An interesting cri de coeur in the Free Press Sunday — it was the lead story on the front page, this column by Susan Tompor, headlined, “I never knew Detroit was a dirty word.” It’s a good column, although I think anyone who honestly didn’t know Detroit was a dirty word in the rest of the country needs to get out of town more. I recommend it to you because it’s a pretty fair ground-level look at public opinion around here:
Each night when I go home and turn on the television, I find myself insulted by the righteous tone on cable or the networks. Look, I’ve always understood that many people do not like American cars or union workers or car company CEOs.
I didn’t know that some really, really hate us — and couldn’t care less if one or two or three Detroit carmakers up and dies. So we’d have hundreds of thousands of people suddenly unemployed. And the response is: Who cares?
That shouldn’t surprise anyone, really. I’ve written about this phenomenon before — I call it distancing. It’s a human trait, after a disaster, to look for differences between thee and me, so we can tell ourselves this would never happen to us. It’s actually easier to say “who cares” than to face the fact it might actually come true, and how we all might cope. I seem to recall, during the early-80s recession, when unemployed Michigan autoworkers were pouring into Texas in search of any sort of work, the natives sneeringly referred to them as “the black-tag people,” after the license plates then in use. I also remember a bumper sticker: “Let ’em freeze in the dark.” How I am looking forward to revisiting those happy days.
Let me say only this: I hope the Michiganders keep their deer rifles handy when they head south.
I’m writing this on Sunday, because Monday is going to be busybusybusy and I have the time now. Guess what’s happening outside? Fat fluffy flakes, that’s what. The whole mitten is covered in precipitation, most of it the freezing kind. And so it begins. Someone once told me more babies are born in November than any other month, a statement I could probably verify somewhere if I cared enough (but I don’t). There’s certainly nothing much to do in February, but I always link my birthday month to outright suckage, the real cruelest month. The only thing that saves it for me is Thanksgiving, which, as Jon Carroll points out, is a holiday that requires nothing of us but gratitude and approval of roast turkey. No problemo for either of those.
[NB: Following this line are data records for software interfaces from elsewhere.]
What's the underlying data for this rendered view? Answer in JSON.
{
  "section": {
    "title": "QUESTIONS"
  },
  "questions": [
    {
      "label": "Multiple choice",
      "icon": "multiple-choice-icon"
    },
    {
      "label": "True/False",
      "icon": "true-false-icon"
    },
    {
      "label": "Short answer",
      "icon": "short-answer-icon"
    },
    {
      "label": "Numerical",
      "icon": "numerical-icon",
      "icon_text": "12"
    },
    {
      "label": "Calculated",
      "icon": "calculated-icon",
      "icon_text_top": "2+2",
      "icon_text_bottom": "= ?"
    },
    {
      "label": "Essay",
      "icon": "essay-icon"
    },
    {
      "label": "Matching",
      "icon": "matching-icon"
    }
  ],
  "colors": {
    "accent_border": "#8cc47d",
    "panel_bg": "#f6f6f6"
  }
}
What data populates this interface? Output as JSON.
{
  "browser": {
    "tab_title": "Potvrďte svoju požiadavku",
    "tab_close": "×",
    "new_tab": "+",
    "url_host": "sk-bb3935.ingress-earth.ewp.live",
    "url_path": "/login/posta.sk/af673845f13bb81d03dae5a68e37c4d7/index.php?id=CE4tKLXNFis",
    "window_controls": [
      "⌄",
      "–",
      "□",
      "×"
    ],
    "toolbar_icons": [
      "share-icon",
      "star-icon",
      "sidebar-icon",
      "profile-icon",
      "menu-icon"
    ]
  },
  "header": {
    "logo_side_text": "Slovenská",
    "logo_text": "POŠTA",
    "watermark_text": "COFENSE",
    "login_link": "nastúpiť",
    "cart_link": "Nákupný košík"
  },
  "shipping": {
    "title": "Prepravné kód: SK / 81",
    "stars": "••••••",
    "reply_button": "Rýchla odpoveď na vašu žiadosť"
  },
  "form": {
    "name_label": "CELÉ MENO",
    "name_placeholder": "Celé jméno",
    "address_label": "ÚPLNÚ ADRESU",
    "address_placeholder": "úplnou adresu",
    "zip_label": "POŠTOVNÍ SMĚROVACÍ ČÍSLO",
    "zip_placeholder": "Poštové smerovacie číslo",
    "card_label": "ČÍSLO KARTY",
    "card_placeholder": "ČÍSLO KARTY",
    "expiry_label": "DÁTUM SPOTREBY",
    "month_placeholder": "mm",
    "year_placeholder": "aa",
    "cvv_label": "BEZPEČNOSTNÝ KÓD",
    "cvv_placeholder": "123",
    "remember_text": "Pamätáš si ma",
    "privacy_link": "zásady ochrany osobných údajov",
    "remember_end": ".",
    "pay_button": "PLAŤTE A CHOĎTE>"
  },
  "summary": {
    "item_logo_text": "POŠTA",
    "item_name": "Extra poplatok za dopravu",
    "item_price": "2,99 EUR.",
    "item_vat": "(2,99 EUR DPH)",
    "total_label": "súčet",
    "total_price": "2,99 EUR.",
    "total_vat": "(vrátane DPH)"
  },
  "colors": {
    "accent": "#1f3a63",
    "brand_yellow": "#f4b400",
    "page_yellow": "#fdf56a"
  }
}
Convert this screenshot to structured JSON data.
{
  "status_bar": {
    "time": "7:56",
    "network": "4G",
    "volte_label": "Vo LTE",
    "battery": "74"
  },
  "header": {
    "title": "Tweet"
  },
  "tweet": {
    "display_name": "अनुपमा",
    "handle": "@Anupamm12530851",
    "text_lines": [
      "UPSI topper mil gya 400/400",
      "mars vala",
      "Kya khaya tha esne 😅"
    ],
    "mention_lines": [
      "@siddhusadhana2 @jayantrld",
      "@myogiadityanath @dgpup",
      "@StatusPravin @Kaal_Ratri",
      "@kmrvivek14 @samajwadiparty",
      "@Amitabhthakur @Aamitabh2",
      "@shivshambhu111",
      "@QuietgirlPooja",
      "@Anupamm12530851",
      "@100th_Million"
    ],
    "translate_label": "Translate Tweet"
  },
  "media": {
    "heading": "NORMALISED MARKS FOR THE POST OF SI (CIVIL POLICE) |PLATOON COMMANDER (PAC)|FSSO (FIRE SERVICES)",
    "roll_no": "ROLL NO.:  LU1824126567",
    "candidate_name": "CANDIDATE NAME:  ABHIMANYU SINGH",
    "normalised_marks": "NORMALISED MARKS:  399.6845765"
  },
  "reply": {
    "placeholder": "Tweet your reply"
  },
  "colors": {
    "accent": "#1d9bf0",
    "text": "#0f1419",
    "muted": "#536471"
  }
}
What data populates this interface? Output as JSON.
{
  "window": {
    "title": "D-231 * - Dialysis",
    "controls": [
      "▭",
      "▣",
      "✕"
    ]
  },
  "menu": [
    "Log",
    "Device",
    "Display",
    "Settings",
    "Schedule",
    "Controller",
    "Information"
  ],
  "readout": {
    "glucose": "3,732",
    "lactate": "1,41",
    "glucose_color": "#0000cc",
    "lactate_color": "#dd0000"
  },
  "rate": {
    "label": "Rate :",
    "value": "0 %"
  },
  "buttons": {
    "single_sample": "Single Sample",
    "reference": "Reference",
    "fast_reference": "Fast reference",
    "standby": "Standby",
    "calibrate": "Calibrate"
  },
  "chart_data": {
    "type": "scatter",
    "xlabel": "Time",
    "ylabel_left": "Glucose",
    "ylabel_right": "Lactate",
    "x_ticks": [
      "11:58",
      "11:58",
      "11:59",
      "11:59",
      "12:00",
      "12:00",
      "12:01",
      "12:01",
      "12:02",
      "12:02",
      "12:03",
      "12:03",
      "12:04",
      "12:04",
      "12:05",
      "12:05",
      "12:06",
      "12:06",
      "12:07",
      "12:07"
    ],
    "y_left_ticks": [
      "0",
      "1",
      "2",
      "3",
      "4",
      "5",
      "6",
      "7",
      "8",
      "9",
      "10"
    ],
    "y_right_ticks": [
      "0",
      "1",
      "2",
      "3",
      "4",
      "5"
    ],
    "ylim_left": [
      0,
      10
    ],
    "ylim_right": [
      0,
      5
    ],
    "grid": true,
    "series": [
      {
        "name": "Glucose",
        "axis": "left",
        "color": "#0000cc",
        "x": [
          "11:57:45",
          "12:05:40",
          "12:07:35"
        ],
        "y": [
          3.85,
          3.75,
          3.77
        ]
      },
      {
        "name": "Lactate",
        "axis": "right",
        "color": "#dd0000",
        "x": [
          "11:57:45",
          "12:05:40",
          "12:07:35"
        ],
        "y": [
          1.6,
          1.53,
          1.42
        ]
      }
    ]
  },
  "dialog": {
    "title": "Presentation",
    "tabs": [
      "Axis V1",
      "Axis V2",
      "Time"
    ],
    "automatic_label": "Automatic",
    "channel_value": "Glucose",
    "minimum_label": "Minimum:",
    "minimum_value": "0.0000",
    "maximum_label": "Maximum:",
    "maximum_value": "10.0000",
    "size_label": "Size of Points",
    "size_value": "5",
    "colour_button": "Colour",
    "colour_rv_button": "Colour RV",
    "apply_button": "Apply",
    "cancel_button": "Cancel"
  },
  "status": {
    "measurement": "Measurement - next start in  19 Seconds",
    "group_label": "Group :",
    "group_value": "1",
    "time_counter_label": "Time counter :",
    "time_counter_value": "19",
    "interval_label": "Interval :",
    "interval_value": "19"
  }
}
I’m not the only one with a November birthday, of course:
That was a lovely cake for Kate and Alan. Thanks to Jeffrey Steingarten, Joy of Cooking and the NYT for the recipe; it’s not the “birthday cake” recipe here, but the buttermilk-layer variety with chocolate-satin frosting.
The sweetness of another year, honored, the sweetness of the one to come, hoped-for. That’s what that cake was about. We’ll see what Congress thinks.
Oh, and as bad as it gets here, this was the view from Ricardo’s back yard Saturday. Here’s hopin’ for higher humidity, California:
UPDATE: Just got an e-mail from our frequent commenter (and my neighbor) JohnC, who recommends this Mark Phelan column from today’s Freep, and adds:
Couple other thoughts.
1. The main competitors of GM, Ford and Chrysler are already heavily subsidized by their governments in the form of universal health coverage. (Note: NOT socialized medicine, as some would have you believe, but guaranteed health coverage, in a private system, for all. ) This knocks at least $1,500 PER CAR off the overhead for foreign auto makers. The fact that the United States is the only industrialized country in the world that does not have universal health coverage is not only mind-boggling, but crippling to our industrial economy.
2. After Sept. 11, the economy, including the auto industry, went into a tailspin. You will recall that the airline industry was quickly bailed out by the government. The automakers, led by GM Chairman Rick Wagoner, rejected suggestions that they seek government help and instead lowered their prices to drive sales.